AIM OF THE EXERCISE:
Your answer must be a single number: the count of lines in the entries below that hold "Code".

Page and application data records:
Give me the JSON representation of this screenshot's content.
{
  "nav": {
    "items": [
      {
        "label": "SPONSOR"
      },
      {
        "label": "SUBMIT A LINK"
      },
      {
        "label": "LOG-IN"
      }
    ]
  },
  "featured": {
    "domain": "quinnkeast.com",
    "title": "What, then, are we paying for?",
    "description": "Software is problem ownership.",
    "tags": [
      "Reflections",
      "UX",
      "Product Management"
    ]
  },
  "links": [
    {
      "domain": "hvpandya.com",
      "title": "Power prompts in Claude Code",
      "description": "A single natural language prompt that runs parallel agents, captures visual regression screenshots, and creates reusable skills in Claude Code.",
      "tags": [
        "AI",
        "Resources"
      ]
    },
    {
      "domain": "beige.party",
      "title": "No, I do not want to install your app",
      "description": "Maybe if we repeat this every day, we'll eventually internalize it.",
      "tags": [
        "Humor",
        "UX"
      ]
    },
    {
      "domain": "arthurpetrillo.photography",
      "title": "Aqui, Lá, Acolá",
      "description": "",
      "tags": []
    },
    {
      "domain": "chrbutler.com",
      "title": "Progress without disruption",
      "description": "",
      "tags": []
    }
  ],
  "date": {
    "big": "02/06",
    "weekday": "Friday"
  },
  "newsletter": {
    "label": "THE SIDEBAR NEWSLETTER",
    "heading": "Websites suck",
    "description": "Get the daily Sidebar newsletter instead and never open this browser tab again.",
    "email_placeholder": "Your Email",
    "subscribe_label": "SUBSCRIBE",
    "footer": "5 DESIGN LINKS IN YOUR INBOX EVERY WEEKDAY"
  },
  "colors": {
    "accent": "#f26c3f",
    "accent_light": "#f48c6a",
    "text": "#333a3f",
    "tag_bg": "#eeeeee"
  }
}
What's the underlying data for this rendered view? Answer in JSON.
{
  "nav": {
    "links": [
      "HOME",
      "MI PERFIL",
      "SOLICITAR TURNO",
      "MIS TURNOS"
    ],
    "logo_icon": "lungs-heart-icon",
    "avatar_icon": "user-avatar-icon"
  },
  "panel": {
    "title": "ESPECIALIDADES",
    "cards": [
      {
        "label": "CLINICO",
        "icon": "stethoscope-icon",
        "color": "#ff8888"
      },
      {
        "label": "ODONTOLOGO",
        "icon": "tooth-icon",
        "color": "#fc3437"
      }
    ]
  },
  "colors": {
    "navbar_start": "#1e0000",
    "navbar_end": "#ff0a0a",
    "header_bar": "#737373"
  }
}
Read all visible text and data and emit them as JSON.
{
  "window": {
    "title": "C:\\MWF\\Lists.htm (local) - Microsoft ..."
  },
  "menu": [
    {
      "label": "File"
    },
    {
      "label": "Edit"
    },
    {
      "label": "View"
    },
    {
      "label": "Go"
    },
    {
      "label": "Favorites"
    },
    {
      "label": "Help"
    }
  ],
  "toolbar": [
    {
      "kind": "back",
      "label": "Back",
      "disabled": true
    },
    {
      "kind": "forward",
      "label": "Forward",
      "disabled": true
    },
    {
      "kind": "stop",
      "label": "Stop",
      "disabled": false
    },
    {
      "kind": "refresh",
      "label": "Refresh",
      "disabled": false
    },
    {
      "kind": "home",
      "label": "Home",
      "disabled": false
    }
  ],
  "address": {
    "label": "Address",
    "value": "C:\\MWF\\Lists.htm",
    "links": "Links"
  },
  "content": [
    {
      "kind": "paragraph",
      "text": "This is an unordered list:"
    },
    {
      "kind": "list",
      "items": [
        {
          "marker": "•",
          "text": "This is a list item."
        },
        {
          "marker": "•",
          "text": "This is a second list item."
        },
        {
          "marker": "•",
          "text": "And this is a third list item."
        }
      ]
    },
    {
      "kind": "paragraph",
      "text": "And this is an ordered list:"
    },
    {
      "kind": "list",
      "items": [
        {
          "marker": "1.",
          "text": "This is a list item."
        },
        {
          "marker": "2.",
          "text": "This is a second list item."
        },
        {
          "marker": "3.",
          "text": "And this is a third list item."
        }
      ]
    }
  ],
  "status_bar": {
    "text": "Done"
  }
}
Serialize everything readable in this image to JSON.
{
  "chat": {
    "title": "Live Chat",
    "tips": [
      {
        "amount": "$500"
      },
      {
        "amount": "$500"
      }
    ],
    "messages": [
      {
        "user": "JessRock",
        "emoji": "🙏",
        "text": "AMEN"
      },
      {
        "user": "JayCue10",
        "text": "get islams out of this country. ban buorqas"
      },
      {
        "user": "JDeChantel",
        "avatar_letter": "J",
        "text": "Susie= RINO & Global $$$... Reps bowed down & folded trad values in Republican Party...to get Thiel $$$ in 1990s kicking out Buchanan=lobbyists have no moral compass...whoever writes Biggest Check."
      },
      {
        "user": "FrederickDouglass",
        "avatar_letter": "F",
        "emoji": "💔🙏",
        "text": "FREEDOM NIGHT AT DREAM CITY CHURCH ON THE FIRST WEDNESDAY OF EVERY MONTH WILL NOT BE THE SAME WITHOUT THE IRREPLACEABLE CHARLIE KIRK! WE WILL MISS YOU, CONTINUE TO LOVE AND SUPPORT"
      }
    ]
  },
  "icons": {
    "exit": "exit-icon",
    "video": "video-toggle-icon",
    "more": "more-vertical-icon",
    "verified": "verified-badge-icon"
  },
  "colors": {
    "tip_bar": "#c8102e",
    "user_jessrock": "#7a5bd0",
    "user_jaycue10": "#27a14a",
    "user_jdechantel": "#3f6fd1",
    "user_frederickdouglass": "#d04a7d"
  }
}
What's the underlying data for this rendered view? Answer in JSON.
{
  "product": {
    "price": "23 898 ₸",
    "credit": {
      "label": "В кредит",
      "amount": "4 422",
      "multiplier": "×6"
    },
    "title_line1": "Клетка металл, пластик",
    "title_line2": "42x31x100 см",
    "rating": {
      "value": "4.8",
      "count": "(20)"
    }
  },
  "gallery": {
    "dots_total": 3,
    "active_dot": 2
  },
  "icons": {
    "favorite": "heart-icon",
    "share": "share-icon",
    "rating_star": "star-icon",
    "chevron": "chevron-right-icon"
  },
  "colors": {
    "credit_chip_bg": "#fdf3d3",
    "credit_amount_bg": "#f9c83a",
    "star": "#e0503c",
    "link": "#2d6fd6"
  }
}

SOLUTION TO THE EXERCISE:
2